IDEAS home Printed from
MyIDEAS: Log in (now much improved!) to save this paper

Road infrastructure and economic development : some diagnostic indicators

Listed author(s):
  • Queiroz, Cesar
  • Gautam, Surhid
Registered author(s):

    The authors investigate the association between per capita income and the magnitude and quality of road infrastructure. They adopt an empirical approach, directly comparing or correlating a countries income with selected variables associated with existing road networks. Cross-section analysis of data from 98 countries, and time series analysis of U.S. data since 1950, show consistent and significant associations between economic development (per capita GNP) and road infrastructure (per capita length of paved network). The data shows that the per capita stock of road infrastructure in high income economies is dramatically greater than in middle- and low-income economies. For instance, the average density of paved roads (km/million inhabitants) varies from 170 in low-income economies to 1,660 in middle-income and 10,110 in high-income economies. That is, the average density of paved roads in high-income economies is 59 times that in the low-income group. Road conditions also seem to be associated with economic development: the density of paved roads in good condition varies from 40 km/million inhabitants in low-income economies to 470 middle-income and 8,550 in high-income economies. The empirical information presented can be used as indicators of areas of weakness or strength in a country's stock of road infrastructure.

    If you experience problems downloading a file, check if you have the proper application to view it first. In case of further problems read the IDEAS help page. Note that these files are not on the IDEAS site. Please be patient as the files may be large.

    File URL:
    Download Restriction: no

    Paper provided by The World Bank in its series Policy Research Working Paper Series with number 921.

    in new window

    Date of creation: 30 Jun 1992
    Handle: RePEc:wbk:wbrwps:921
    Contact details of provider: Postal:
    1818 H Street, N.W., Washington, DC 20433

    Phone: (202) 477-1234
    Web page:

    More information through EDIRC

    References listed on IDEAS
    Please report citation or reference errors to , or , if you are the registered author of the cited work, log in to your RePEc Author Service profile, click on "citations" and make appropriate adjustments.:

    in new window

    1. Aschauer, David Alan, 1989. "Is public expenditure productive?," Journal of Monetary Economics, Elsevier, vol. 23(2), pages 177-200, March.
    2. Levine, Ross & Renelt, David, 1991. "Cross-country studies of growth and policy : methodological, conceptual, and statistical problems," Policy Research Working Paper Series 608, The World Bank.
    3. Shah, Anwar, 1992. "Dynamics of Public Infrastructure, Industrial Productivity and Profitability," The Review of Economics and Statistics, MIT Press, vol. 74(1), pages 28-36, February.
    4. Antle, John M, 1983. "Infrastructure and Aggregate Agricultural Productivity: International Evidence," Economic Development and Cultural Change, University of Chicago Press, vol. 31(3), pages 609-619, April.
    Full references (including those not matched with items on IDEAS)

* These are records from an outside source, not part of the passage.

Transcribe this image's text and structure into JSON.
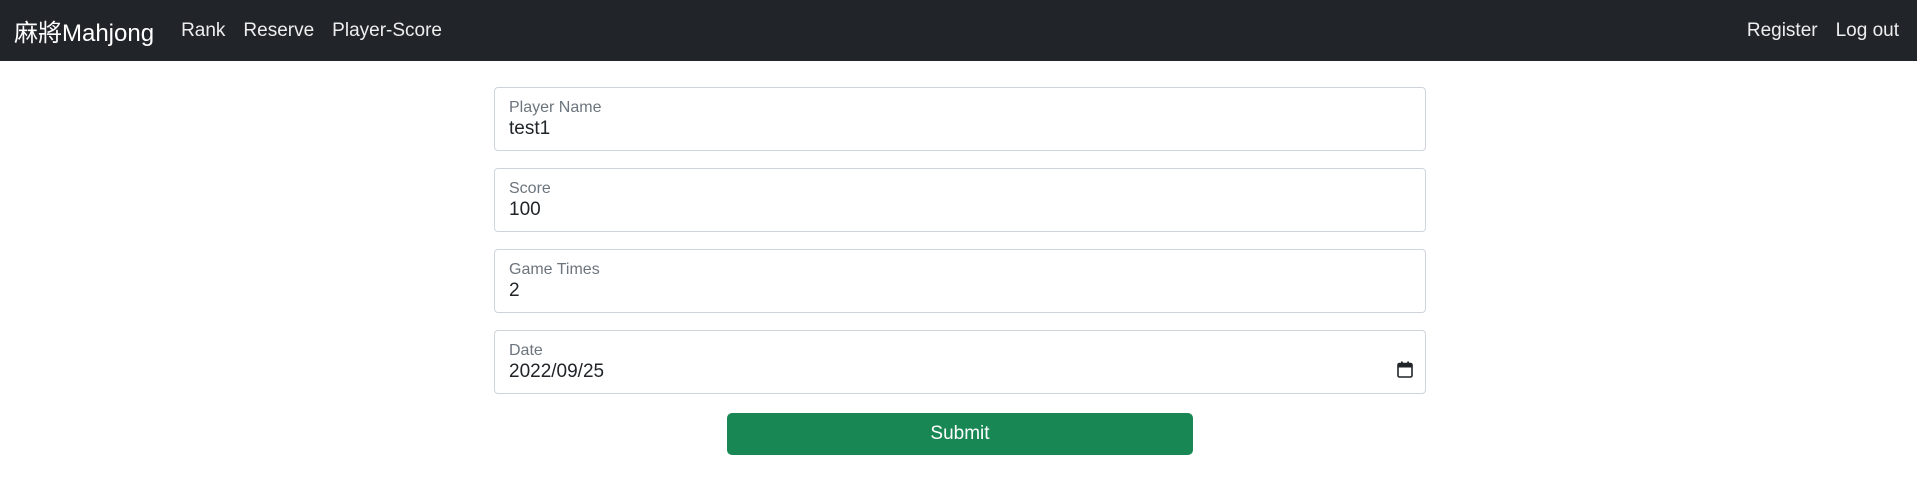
{
  "navbar": {
    "brand": "麻將Mahjong",
    "left_links": [
      {
        "label": "Rank"
      },
      {
        "label": "Reserve"
      },
      {
        "label": "Player-Score"
      }
    ],
    "right_links": [
      {
        "label": "Register"
      },
      {
        "label": "Log out"
      }
    ]
  },
  "form": {
    "fields": [
      {
        "label": "Player Name",
        "value": "test1"
      },
      {
        "label": "Score",
        "value": "100"
      },
      {
        "label": "Game Times",
        "value": "2"
      },
      {
        "label": "Date",
        "value": "2022/09/25",
        "icon": "calendar-icon"
      }
    ],
    "submit_label": "Submit"
  },
  "colors": {
    "navbar_bg": "#212529",
    "submit_bg": "#198754",
    "field_border": "#ced4da",
    "label_text": "#6c757d"
  }
}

    This item is not listed on Wikipedia, on a reading list or among the top items on IDEAS.

    When requesting a correction, please mention this item's handle: RePEc:wbk:wbrwps:921. See general information about how to correct material in RePEc.

    For technical questions regarding this item, or to correct its authors, title, abstract, bibliographic or download information, contact: (Roula I. Yazigi)

    If you have authored this item and are not yet registered with RePEc, we encourage you to do it here. This allows to link your profile to this item. It also allows you to accept potential citations to this item that we are uncertain about.

    If references are entirely missing, you can add them using this form.

    If the full references list an item that is present in RePEc, but the system did not link to it, you can help with this form.

    If you know of missing items citing this one, you can help us creating those links by adding the relevant references in the same way as above, for each refering item. If you are a registered author of this item, you may also want to check the "citations" tab in your profile, as there may be some citations waiting for confirmation.

    Please note that corrections may take a couple of weeks to filter through the various RePEc services.

    This information is provided to you by IDEAS at the Research Division of the Federal Reserve Bank of St. Louis using RePEc data.